At Hyde Park Corner, the designers have proposed a Danish-style two stage right turn (see the Superhighway blog for an explanation) where cycles would dip left into the mouth of Woodhouse Street, and then be in the right place to go “straight on” into Hyde Park Road. This isn't shown on the diagram below but might need the pedestrian crossing (hatched area) to move to create a cycle waiting area. Is this an acceptable compromise? Will cyclists abide by the new rule and do what the designers intend? The phasing of the lights means it’s unlikely a separate right turn phase for cycles could be provided here.
Safe right turns at Blenheim Walk / Woodhouse Lane
As the route approaches Leeds University, the road branches into Blenheim Walk (leading down to the inner ring road, city centre and the Woodhouse Lane car park), and Woodhouse Lane past the Parkinson Building and the University entrance. Access to Woodhouse Lane will be restricted to University access, public transport and cycles only, so it will probably be the preferred route for cycling into the city centre, but there will still be a fair amount of traffic at this junction. Currently the plans show, passing the first set of traffic lights, a short stretch of cycle lane (orange) on the left to help those heading for Blenheim Walk, and then a cycle lane appears at the mouth of Woodhouse Lane on the right. Cyclists heading for Woodhouse Lane will have to negotiate into the right hand lane to pick up this cycle lane. Alternatively more timid cyclists can use the toucan crossings, but this would involve two separate crossings and cyclists might need to dismount if the area was busy with pedestrians.
The question here is, what is the appropriate place to start the cycle lane for those bearing right? If you approach while the lights are on red, you’ll probably already be in the right hand lane at the ASL – but what if you approach when the lights are green? Would an earlier start to the cycle lane help by reminding drivers you might be trying to cross, or would it lead you into a false sense of security that you can just “hop” from the left to the right cycle lane across the traffic?

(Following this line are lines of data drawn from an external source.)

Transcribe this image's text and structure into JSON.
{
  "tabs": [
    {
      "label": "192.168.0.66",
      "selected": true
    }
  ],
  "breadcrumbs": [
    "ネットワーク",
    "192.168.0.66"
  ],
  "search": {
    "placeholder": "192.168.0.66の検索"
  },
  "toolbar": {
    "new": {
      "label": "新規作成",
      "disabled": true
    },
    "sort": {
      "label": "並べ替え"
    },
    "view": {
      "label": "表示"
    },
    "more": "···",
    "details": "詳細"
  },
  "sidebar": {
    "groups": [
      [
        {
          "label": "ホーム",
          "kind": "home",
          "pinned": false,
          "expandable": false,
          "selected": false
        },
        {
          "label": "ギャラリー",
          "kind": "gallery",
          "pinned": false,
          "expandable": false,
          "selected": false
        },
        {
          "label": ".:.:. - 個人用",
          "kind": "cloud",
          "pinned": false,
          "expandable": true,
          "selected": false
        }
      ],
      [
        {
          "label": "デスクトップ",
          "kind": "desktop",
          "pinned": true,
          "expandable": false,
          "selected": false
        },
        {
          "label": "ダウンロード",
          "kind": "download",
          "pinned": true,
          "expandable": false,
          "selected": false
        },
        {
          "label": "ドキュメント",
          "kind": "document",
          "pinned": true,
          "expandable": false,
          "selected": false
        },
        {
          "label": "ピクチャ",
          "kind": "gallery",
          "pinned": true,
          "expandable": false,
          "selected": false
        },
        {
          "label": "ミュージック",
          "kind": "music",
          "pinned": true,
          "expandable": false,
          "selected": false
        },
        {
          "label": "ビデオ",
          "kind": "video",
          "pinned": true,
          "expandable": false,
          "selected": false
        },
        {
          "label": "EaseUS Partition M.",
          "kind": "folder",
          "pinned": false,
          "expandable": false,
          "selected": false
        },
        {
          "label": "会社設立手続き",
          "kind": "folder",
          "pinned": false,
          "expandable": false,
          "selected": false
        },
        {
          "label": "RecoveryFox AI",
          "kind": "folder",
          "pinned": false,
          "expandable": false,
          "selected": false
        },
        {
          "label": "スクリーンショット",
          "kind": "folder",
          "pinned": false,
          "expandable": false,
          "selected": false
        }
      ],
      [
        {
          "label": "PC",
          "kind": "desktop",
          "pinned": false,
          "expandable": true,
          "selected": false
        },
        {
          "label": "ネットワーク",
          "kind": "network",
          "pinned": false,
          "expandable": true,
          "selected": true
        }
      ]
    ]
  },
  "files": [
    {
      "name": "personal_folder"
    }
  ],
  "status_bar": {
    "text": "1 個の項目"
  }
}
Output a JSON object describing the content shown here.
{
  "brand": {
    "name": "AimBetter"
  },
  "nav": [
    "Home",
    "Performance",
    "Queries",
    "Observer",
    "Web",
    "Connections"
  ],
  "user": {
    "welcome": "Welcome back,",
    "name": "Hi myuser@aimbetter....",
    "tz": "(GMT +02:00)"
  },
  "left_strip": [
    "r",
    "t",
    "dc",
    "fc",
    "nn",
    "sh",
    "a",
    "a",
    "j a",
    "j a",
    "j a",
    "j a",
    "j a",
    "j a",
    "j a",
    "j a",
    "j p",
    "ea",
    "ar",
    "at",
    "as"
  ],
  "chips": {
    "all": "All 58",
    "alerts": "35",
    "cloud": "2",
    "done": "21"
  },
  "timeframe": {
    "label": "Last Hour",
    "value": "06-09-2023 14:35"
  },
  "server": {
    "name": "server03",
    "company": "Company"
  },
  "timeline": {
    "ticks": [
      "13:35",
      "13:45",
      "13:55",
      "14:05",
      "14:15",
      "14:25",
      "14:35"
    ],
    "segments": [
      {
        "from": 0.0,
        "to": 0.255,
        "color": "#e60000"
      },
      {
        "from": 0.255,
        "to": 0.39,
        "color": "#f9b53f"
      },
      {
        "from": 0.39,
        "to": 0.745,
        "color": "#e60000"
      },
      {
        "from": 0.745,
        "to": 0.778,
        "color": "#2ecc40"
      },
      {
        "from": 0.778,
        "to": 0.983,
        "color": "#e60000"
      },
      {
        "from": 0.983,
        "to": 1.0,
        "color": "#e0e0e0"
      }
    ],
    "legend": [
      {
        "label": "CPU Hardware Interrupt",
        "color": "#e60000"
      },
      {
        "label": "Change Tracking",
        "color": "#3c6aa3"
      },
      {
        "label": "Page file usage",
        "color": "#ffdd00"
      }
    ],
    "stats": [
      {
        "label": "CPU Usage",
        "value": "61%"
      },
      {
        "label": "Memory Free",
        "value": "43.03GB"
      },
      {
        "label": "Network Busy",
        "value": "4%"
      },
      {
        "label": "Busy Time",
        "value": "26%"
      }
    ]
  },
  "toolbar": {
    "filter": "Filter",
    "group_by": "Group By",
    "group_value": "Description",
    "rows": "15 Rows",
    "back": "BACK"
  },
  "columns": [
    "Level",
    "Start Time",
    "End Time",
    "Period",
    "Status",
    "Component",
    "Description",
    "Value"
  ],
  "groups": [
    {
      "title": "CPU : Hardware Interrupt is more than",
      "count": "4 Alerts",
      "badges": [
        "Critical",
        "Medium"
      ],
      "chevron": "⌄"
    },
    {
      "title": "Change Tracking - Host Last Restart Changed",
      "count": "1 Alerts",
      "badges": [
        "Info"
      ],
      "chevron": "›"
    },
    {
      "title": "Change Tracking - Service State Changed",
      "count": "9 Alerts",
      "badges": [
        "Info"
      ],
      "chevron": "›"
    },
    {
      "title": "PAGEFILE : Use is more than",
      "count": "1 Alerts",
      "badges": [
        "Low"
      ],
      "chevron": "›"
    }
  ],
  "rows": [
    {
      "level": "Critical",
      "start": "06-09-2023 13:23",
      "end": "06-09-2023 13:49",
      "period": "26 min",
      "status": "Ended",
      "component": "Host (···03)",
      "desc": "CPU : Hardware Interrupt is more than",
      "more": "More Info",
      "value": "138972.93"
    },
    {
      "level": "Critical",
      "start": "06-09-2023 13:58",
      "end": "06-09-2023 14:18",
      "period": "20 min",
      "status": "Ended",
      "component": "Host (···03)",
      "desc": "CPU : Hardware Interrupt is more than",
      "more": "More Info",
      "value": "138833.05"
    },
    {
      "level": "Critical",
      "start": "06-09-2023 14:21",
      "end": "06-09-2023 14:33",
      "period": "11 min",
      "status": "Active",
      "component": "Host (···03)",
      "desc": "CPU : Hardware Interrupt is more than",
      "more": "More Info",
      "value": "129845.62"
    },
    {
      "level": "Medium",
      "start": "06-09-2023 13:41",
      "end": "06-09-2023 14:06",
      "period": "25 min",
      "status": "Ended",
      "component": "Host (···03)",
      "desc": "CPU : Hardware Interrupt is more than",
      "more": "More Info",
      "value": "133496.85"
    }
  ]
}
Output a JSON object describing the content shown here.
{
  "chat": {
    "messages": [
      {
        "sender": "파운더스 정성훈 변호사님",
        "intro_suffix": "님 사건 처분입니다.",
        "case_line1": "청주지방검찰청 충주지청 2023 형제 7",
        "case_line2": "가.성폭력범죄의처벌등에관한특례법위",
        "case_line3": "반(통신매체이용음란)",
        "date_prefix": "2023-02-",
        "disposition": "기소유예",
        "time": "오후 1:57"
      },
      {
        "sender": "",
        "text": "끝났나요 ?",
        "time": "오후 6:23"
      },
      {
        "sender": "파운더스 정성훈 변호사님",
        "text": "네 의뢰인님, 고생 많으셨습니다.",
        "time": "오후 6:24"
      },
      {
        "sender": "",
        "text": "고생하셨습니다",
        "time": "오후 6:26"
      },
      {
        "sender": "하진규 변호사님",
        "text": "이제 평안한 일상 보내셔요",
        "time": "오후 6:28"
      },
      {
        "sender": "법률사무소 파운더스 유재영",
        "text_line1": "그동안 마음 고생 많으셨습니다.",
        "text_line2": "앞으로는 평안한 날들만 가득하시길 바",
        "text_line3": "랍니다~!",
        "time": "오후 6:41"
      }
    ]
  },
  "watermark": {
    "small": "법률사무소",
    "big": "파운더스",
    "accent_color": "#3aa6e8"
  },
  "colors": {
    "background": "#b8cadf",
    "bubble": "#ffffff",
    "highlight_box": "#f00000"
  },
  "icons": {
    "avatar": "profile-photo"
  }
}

More to follow as the meetings progress! Please use our facebook group to comment and discuss.